This content was originally published on The Resilience Shift website. The Resilience Shift, a 5-year programme supported by Lloyd’s Register Foundation and hosted by Arup, transitioned at the end of 2021 to become Resilience Rising. You can read more about The Resilience Shift’s journey and the transition to Resilience Rising here.
“I’m beginning to hear a couple people go, “I’m tired.” I’m thinking, “If you’re not exhilarated by this kind of change, then you may not be the right person for the role that we’ve got you in.”
In the early days of the Covid-19 crisis, several participants had identified the galvanising effect of dealing with a crisis together. This week, participants reflected on the personal attributes which have sustained them or their organizations through a seemingly endless crisis. What has fuelled the crisis management engine over the past months? What has spurred excitement, or sparked the energy to keep going? Or, as one participant noted, is having the drive and energy simply a core requirement of crisis leadership?: “You have to be relentless. Crises of this nature are long and hard, and no one else is going to pick up the slack for you. If you neglect it for a couple of days, or a week or two, it’s not like the universe has said, “Right. You as a leader need a break, or to focus elsewhere, so we’ll just keep everything in stasis for you.” You have to be driving it, day in and day out, and it’s very hard to delegate that. You can figure out who your drivers are, but it’s really for you to be keeping up your understanding and your pressure.(..) This was given to me, and I’m going to do it. That is what I mean by “it’s relentless’.”

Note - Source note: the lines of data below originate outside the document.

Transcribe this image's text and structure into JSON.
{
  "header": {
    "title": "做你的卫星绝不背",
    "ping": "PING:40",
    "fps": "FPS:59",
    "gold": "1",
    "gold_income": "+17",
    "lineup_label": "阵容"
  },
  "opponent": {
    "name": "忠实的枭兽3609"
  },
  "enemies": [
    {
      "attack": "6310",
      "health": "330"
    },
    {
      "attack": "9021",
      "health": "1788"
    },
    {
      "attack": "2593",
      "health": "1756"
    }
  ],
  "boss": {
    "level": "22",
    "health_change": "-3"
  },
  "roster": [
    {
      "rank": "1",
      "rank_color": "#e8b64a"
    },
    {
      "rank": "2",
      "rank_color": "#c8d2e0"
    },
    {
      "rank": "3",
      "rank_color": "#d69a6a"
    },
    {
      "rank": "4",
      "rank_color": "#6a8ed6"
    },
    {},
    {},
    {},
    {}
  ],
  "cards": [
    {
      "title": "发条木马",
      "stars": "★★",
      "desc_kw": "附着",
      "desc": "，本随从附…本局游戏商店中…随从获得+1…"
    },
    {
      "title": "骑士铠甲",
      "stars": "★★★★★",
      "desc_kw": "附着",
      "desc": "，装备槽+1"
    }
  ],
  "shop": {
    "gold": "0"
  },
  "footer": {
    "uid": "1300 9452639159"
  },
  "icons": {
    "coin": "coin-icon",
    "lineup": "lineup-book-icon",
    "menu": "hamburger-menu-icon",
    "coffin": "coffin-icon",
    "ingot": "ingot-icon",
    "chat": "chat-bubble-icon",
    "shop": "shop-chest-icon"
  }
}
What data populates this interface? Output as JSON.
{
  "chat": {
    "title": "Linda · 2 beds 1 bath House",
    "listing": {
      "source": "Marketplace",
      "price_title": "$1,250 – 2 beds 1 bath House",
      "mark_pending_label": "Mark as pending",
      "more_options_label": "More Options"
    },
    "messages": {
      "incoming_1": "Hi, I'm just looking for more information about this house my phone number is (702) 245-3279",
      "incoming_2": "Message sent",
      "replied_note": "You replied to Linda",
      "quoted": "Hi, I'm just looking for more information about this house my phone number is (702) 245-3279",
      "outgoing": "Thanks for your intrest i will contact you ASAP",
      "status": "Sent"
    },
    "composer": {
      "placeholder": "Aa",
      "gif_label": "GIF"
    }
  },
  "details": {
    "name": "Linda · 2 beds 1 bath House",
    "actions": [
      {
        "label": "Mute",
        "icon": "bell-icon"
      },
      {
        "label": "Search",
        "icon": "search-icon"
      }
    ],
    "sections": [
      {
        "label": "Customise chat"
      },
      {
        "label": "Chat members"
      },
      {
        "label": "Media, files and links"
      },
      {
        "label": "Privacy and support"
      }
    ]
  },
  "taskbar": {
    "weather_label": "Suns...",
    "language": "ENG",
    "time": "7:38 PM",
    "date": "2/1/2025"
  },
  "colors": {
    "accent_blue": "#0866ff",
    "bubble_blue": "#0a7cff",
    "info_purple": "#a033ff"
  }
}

Another participant echoed this sentiment. While a crisis soaks up high volumes of precious fuel, a crisis also provides fuel – fuel for the imagination and creativity: “Stop thinking about change as something we’re going to get through, but something that we have to master, that we have to be good at. I’m beginning to hear a couple people go, “I’m tired.” I’m thinking, “If you’re not exhilarated by this kind of change, then you may not be the right person for the role that we’ve got you in. Maybe we need to look at a different role if you find this exhausting.” My feeling is, get yourself in the mindset that, “This is normal. This isn’t strenuous. It’s not exhausting. I think differently now.” My imagination is a lot more lively in moments like this.”
In a similar vein, a third participant observed that the sustained excitement has opened the mind to a new realm of possibility for long-term change:
“I see us now turning the page to what I imagine to be a new world, or at least thinking about it. And I’m seeing it as an opportunity. I know I’ve been more open-minded, and so has my mayor. She’s been more willing to listen and try new things than I’ve ever seen. I think there’s an opportunity to leverage that excitement.”
This discovery that crisis brings out the best in some people – and may even lead to critical transformations that are impossible under normal circumstances – is not new, but gets forgotten in the gap between crises. Some would argue it’s part of how we became such a successful species in the first place. A larger question now looms, however, in the age of climate change: how to activate these extraordinary capabilities in advance of disaster, so that we gives ourselves the best possible chance of not actually reaching the disaster?